DIRECTIONS FOR THIS TASK: Which lines of the entries contain the string "Open"? Copy each of them.

BEGIN PROVIDED INFORMATION

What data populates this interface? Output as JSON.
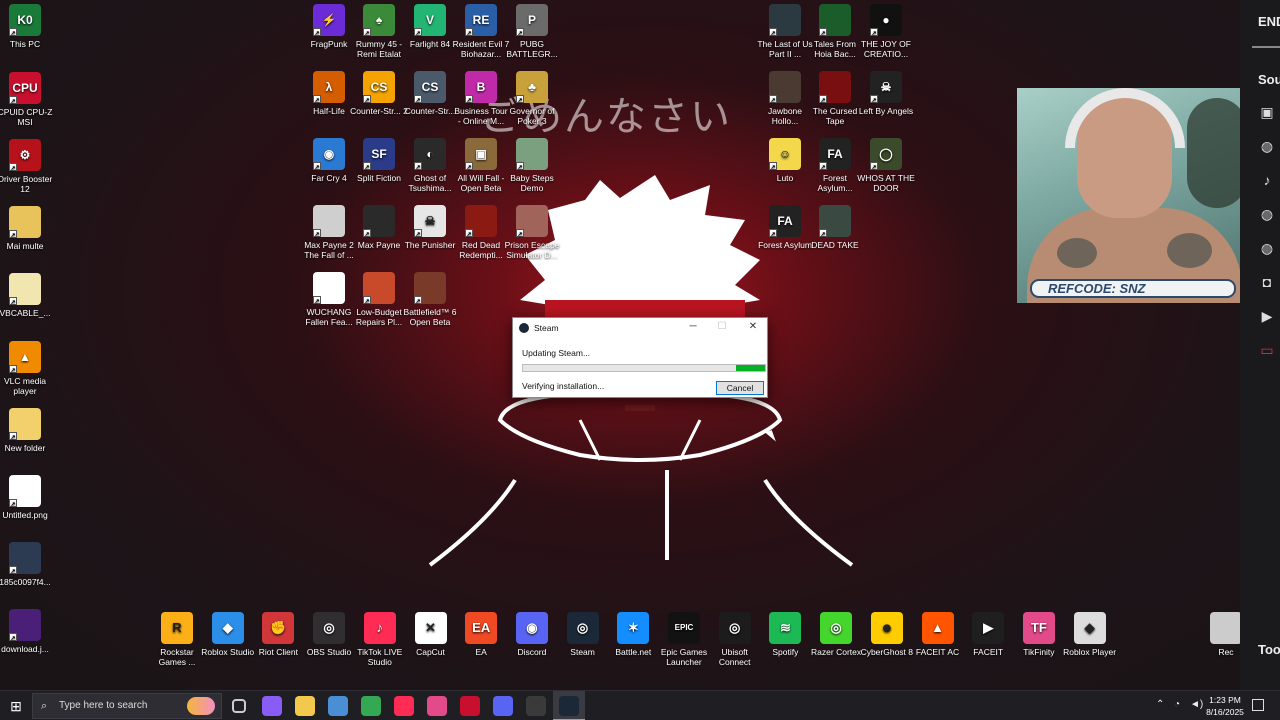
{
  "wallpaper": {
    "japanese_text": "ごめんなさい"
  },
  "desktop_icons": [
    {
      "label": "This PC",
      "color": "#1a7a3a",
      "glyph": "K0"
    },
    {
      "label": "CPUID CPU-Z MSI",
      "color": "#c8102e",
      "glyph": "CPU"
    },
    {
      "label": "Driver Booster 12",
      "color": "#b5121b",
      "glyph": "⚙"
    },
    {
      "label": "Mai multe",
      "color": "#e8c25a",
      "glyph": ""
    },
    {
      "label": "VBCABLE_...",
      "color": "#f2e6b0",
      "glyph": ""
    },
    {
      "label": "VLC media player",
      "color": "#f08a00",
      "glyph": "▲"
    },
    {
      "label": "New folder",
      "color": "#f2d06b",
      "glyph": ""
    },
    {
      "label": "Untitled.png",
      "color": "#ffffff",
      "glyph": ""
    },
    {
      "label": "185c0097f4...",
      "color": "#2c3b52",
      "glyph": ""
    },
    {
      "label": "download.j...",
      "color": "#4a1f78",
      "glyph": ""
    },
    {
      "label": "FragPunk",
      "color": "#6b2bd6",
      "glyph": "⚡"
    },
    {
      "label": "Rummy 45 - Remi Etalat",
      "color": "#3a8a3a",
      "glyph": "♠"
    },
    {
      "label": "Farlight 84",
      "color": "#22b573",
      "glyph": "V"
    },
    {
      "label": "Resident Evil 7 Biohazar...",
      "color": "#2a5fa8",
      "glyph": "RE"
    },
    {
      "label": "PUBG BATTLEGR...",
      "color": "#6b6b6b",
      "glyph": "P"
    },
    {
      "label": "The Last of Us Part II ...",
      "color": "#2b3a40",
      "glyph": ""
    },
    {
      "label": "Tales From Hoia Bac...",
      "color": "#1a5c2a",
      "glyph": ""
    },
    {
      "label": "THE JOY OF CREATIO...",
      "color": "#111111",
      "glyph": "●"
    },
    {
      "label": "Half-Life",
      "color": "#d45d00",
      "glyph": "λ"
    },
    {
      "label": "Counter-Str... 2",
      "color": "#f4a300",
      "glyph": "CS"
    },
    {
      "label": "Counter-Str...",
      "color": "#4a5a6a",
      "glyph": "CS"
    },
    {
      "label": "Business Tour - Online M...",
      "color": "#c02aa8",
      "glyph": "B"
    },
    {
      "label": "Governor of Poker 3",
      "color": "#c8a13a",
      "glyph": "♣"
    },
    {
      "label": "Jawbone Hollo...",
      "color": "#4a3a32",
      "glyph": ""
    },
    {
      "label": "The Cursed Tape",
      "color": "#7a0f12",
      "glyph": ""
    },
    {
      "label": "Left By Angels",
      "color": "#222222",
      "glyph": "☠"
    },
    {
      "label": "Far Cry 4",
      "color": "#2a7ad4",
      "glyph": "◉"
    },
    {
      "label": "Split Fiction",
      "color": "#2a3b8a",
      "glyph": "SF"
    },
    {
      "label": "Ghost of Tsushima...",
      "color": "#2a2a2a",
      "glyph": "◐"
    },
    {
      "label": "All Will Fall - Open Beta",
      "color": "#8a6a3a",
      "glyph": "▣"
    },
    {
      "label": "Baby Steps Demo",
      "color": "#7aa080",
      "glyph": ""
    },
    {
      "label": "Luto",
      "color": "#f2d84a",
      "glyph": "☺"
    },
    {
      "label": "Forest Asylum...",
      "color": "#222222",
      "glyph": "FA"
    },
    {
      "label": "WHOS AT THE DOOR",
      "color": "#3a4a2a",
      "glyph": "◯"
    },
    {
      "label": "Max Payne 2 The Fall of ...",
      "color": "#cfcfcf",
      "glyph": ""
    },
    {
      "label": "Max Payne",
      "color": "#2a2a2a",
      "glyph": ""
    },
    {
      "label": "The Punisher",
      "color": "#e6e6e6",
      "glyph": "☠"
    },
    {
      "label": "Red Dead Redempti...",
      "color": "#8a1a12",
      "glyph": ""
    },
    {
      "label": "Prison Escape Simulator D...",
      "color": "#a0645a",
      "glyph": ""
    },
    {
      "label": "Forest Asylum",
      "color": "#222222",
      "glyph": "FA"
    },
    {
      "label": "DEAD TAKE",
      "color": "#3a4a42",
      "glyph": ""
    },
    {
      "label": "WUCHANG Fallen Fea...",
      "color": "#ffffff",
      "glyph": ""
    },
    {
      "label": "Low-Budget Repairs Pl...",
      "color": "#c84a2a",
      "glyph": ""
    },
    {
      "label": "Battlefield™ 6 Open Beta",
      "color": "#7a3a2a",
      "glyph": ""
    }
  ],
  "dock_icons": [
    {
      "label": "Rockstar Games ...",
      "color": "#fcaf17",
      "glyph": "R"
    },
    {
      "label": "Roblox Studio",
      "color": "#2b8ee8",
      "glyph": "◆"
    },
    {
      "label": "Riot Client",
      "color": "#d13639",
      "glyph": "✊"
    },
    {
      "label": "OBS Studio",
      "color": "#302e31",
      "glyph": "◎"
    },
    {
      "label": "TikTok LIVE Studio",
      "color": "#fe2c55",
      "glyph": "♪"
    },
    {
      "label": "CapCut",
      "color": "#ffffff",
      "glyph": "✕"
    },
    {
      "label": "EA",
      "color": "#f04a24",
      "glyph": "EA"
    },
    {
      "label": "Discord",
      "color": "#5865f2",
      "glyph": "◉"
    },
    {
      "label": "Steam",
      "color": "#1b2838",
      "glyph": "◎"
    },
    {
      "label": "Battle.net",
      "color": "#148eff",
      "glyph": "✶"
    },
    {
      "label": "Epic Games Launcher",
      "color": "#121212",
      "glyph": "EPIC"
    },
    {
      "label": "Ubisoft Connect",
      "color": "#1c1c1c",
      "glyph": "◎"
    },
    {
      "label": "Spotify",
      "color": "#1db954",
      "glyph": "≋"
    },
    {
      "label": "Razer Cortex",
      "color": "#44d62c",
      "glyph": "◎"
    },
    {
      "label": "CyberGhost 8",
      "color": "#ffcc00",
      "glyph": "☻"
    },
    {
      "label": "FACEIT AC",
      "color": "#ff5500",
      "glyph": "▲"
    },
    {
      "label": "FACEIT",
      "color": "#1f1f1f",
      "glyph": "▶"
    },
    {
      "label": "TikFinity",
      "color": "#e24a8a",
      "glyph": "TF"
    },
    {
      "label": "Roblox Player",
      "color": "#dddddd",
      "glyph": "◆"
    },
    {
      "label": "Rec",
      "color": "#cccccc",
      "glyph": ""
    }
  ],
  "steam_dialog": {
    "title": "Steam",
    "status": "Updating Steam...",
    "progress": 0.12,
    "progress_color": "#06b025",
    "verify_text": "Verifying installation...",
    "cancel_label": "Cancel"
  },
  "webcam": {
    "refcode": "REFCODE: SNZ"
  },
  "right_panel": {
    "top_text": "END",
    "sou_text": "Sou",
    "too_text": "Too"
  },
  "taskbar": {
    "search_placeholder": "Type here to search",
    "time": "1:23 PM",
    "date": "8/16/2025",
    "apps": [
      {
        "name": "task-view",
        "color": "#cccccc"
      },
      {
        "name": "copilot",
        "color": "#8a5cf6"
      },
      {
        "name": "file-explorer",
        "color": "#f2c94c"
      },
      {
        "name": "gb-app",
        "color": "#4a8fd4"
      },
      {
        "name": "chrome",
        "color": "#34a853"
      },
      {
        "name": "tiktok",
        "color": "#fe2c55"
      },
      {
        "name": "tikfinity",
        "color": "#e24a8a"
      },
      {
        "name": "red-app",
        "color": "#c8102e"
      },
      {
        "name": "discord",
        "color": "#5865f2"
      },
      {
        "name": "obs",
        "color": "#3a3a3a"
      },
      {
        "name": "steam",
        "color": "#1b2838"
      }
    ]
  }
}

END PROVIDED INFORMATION

PROBLEM SOLUTION:
      "label": "All Will Fall - Open Beta",
      "label": "Battlefield™ 6 Open Beta",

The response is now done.